-- RECORDS FOR PROCESSING follows --

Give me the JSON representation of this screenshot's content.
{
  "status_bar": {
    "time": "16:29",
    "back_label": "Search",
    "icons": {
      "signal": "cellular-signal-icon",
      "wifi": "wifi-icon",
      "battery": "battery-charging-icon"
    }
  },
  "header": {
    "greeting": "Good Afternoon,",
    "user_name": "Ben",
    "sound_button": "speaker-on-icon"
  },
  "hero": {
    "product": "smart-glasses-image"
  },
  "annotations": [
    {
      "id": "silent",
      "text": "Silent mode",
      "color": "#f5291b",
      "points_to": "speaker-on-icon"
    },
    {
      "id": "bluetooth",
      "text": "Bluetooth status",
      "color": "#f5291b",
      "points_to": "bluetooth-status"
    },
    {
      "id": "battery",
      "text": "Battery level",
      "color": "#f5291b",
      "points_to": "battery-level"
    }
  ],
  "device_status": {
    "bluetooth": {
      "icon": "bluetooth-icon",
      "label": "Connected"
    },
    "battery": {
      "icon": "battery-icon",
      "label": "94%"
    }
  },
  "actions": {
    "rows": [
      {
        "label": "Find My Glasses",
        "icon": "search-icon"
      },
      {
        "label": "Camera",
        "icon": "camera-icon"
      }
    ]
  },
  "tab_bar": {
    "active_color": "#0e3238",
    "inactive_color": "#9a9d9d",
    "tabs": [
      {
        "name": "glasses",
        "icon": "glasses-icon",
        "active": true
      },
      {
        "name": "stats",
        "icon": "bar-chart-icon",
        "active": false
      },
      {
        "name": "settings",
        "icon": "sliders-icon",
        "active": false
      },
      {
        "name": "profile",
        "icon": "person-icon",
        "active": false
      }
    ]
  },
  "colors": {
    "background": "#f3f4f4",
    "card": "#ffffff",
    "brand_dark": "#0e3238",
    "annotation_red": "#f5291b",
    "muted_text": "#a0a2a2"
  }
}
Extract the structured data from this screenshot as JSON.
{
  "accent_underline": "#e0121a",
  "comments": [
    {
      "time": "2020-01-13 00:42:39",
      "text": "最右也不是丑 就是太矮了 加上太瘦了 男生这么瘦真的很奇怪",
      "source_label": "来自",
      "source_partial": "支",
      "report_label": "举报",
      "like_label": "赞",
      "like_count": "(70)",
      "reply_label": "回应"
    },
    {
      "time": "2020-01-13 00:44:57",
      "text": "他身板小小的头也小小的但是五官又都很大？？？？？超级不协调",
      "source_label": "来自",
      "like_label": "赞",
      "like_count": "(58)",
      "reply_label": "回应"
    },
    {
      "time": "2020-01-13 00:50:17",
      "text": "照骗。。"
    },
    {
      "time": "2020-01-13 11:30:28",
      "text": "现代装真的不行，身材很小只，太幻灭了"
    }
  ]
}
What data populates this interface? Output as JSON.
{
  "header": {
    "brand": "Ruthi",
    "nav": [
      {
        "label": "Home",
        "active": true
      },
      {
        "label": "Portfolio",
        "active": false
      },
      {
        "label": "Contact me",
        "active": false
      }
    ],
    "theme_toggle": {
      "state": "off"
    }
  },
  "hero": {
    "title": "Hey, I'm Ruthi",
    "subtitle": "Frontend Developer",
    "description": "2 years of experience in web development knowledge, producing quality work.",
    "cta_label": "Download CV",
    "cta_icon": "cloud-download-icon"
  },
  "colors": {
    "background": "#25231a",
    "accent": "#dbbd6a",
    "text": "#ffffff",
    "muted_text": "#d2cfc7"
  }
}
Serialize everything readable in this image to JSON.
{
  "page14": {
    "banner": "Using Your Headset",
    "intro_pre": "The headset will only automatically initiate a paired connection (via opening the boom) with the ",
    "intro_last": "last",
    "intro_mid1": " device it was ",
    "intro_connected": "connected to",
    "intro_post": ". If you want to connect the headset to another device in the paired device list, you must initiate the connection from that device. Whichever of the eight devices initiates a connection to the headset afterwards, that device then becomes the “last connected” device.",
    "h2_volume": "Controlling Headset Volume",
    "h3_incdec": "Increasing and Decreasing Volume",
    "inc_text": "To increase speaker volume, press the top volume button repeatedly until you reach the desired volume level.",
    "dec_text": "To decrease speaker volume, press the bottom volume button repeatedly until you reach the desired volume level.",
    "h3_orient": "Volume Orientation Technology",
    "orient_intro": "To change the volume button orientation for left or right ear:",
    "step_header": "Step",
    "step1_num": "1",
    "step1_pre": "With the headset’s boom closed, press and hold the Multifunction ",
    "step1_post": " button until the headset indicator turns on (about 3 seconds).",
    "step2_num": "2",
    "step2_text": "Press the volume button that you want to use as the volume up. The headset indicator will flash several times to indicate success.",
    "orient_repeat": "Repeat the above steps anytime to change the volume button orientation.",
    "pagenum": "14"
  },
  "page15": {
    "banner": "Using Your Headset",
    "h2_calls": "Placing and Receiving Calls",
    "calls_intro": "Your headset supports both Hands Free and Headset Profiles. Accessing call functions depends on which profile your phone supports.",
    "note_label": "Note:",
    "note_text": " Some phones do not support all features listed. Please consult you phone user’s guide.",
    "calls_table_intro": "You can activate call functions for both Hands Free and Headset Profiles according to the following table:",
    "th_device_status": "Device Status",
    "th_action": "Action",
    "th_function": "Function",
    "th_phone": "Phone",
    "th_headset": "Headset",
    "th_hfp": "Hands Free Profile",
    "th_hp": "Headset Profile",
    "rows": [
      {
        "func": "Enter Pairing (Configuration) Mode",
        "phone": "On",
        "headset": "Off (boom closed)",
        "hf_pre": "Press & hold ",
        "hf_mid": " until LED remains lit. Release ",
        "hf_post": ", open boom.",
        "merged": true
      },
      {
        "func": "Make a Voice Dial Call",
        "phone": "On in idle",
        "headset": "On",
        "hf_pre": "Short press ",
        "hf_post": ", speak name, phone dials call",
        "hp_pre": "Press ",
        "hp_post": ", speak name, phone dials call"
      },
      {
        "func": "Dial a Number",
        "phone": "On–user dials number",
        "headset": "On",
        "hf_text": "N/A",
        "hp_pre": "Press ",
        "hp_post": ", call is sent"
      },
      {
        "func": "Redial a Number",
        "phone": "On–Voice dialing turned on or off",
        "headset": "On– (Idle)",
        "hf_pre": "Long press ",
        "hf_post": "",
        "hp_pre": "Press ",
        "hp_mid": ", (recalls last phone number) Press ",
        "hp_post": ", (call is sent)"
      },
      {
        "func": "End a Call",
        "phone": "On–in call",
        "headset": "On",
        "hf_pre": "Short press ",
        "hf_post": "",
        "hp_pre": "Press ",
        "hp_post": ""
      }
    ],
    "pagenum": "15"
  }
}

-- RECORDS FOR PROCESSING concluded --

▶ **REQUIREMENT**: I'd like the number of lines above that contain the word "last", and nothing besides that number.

▶ **TASK ANSWER**: 3